School Counselor Spotlight: Marilyn Kerwin, Corcoran
Published on 2/4/16
District News Corcoran High School
As part of National School Counseling Week, the Syracuse City School District is recognizing select school counselors who go above and beyond to guide the students at their schools.
At Corcoran High School, there’s a saying that reminds everybody what it’s all about: CTF. “CORCORAN THE FAMILY.”
For Corcoran High school counselor, Marilyn Kerwin, family is exactly what brought her to the Syracuse City School District more than 20 years ago. Through volunteering at her children’s PTO at Roberts School, she rediscovered a dream of working with students. Then she went and got her master’s degree in school counseling to make it a reality.
“I still love it,” she says.
Kerwin says the life of a high school level counselor is all about balance—something she had years of practice with as a paralegal, wife and mom before finding her calling in education.
“You have to wear many different hats,” says Kerwin. “We’re working on college applications, academic support, making sure that kids are progressing towards graduation… We are trying to assist them with personal and social problems. We are working with teachers. We are working on financial aid to explain to students and families what they need.”
Although high school kids may want their independence and are close to graduation, Kerwin advises parents to still keep watch and provide structure.
“They need to have set time to do homework and school work,” says Kerwin. “[Parents should] keep in good communication with the school. A lot of times people are working full time one or two jobs but having email is a good advantage
to make sure we’re doing the best we can for everybody.”
Kerwin should know. She’s raised three children who all went on to graduate as Corcoran Cougars.
She’s seen a lot of change throughout the years but there’s one change she wants more of.
“My generation is retiring but we have a lot of young passionate people working a long with the experienced veterans,” says Kerwin. “I’d like to see more of our young people go into school counseling from the city school district.”
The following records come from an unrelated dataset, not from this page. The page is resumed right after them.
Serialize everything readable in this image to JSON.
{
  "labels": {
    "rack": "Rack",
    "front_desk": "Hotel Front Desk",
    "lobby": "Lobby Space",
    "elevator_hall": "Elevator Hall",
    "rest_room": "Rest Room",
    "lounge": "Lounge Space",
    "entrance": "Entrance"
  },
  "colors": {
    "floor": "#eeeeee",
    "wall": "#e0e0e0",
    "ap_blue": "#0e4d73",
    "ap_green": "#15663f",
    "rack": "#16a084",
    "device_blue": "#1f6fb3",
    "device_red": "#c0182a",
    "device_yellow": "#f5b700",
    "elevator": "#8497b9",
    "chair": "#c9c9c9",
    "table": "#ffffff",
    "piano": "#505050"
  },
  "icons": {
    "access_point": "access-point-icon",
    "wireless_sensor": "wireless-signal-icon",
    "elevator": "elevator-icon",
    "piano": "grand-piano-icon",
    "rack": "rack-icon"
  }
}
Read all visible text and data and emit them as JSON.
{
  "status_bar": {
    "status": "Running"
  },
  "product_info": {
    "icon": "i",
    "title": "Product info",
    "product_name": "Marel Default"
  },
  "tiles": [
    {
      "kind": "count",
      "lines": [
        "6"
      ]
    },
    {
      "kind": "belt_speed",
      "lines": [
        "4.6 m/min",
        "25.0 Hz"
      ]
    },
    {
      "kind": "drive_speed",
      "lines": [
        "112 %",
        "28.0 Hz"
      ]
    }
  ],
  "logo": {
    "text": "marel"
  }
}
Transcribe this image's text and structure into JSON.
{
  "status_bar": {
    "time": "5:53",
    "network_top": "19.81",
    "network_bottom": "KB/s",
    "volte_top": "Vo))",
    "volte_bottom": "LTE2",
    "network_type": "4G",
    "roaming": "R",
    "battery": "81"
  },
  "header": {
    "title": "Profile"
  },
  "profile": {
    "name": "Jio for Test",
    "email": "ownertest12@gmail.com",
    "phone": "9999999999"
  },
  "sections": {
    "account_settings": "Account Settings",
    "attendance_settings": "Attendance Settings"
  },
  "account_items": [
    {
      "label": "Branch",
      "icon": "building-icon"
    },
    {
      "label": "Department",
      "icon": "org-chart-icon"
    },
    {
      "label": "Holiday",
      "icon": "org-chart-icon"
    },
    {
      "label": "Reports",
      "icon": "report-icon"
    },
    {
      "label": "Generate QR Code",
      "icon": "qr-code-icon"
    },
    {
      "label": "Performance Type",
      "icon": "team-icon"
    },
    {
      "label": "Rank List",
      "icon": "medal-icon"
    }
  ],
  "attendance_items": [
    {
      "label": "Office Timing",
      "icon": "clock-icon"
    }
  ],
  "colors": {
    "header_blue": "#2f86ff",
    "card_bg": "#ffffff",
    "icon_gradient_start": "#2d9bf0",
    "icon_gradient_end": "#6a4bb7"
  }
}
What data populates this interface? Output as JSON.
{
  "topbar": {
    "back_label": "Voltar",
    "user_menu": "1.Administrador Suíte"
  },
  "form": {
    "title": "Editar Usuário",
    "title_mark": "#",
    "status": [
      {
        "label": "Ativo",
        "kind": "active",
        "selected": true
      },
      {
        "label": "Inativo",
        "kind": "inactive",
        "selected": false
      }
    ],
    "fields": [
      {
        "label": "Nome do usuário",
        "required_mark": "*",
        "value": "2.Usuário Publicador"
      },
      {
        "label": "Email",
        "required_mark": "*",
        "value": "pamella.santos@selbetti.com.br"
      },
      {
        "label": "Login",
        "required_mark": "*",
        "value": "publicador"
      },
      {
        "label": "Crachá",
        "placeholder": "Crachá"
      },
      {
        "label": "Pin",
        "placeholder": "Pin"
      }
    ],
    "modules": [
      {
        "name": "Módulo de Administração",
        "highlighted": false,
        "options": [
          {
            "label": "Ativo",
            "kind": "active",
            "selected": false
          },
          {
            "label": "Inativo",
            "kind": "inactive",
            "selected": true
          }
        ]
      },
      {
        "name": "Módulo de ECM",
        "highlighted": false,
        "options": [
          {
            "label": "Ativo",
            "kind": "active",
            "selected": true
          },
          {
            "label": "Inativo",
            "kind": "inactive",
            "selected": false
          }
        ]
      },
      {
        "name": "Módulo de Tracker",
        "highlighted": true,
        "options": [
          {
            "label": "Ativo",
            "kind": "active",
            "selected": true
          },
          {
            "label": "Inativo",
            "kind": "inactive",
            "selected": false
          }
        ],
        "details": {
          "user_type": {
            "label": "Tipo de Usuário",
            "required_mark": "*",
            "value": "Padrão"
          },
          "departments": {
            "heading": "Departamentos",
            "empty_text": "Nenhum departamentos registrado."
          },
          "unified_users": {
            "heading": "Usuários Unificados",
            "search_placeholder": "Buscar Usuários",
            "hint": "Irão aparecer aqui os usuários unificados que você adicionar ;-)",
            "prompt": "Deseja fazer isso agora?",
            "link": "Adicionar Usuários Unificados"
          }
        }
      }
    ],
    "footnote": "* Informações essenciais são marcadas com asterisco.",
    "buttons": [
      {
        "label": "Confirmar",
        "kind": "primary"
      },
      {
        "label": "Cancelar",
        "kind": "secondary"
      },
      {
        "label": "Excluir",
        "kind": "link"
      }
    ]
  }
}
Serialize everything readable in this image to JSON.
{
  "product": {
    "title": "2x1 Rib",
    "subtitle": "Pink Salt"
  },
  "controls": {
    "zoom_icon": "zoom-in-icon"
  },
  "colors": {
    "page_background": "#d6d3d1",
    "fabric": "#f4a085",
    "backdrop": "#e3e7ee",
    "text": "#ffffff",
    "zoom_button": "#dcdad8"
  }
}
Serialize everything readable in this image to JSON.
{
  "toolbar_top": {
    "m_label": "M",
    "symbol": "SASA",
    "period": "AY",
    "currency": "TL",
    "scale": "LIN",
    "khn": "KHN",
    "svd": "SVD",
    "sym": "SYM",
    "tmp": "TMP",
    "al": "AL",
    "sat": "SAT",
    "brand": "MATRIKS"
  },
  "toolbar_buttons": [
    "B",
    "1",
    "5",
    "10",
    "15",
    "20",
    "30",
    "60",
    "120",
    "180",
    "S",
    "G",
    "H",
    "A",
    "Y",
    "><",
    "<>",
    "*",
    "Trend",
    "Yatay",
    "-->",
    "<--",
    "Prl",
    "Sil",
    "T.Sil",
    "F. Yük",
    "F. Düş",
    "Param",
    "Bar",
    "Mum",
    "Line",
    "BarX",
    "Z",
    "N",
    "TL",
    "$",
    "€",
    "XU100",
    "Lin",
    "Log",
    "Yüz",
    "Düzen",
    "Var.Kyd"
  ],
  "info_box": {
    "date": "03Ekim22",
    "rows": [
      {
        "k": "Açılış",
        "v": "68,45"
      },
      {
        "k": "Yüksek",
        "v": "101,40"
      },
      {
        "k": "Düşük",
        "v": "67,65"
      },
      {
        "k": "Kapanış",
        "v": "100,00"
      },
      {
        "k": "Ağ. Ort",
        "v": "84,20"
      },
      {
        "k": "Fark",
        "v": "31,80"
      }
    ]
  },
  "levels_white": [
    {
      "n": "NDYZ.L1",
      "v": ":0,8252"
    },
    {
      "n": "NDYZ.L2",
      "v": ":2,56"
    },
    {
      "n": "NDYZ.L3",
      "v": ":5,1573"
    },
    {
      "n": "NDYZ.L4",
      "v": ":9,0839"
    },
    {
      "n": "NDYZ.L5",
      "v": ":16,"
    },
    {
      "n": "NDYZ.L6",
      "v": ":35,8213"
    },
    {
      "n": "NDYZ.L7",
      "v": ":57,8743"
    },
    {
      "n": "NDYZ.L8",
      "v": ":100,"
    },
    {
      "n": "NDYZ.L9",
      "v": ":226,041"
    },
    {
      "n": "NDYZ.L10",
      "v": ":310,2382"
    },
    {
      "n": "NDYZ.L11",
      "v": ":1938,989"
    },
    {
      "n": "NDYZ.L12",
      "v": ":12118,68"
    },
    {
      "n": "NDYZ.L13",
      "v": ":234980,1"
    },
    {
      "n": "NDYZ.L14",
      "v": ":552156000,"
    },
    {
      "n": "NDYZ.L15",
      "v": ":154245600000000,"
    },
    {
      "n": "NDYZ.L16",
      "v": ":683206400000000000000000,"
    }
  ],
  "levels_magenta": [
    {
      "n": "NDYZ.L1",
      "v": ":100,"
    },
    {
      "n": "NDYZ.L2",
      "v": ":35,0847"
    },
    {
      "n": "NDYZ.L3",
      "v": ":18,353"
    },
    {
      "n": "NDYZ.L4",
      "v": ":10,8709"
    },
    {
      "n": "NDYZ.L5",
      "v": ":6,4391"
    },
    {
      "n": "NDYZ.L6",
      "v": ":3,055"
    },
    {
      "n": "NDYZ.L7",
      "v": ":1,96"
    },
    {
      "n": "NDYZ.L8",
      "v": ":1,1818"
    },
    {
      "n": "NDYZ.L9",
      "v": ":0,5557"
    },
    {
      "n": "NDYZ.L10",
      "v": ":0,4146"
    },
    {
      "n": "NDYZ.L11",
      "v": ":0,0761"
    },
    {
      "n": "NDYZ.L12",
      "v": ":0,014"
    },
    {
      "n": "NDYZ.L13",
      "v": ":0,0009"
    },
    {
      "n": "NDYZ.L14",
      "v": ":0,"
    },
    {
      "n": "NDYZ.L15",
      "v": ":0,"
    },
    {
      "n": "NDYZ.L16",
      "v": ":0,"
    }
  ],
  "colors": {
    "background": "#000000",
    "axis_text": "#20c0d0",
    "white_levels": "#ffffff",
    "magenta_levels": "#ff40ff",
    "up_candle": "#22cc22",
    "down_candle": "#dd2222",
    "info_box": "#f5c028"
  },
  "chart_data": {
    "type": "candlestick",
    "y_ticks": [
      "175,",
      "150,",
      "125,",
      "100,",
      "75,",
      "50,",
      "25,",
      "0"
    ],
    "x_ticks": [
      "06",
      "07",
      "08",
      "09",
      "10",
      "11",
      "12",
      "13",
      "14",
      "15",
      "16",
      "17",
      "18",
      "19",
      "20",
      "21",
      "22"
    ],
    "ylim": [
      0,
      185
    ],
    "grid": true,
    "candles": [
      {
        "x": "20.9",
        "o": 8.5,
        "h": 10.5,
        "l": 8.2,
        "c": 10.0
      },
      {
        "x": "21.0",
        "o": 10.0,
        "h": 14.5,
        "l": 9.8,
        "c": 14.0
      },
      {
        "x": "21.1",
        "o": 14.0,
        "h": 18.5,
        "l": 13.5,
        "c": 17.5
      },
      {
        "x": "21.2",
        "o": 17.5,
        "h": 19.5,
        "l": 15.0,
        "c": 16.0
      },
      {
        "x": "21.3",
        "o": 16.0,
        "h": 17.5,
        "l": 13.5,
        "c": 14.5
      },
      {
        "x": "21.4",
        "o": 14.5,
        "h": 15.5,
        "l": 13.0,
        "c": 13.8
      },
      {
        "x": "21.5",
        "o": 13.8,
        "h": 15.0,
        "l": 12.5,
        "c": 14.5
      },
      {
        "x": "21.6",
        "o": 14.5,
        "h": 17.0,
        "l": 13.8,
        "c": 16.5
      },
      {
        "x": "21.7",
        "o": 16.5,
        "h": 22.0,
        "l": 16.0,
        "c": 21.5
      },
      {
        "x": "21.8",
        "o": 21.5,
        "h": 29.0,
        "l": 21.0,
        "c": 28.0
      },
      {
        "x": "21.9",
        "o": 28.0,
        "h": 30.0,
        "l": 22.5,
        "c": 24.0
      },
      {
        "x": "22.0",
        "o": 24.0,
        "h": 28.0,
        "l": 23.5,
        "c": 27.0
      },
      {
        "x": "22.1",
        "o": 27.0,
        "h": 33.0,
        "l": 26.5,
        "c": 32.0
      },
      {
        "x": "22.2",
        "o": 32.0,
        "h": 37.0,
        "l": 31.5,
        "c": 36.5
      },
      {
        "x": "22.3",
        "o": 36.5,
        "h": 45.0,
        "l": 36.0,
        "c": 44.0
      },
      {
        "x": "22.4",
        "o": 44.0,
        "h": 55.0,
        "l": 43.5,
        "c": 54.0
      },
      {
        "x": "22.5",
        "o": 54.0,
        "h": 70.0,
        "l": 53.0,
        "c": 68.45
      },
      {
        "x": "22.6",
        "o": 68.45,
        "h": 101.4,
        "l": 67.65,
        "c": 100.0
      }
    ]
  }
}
For National Counselor Appreciation week, she wants those counselors veteran and new to stay encouraged wherever they are on their journey.
“Remember it’s the kids,” says Kerwin. “Sometimes other things may get in the way but we always have to remember-- we are there for the kids and the families and we are doing the best we can.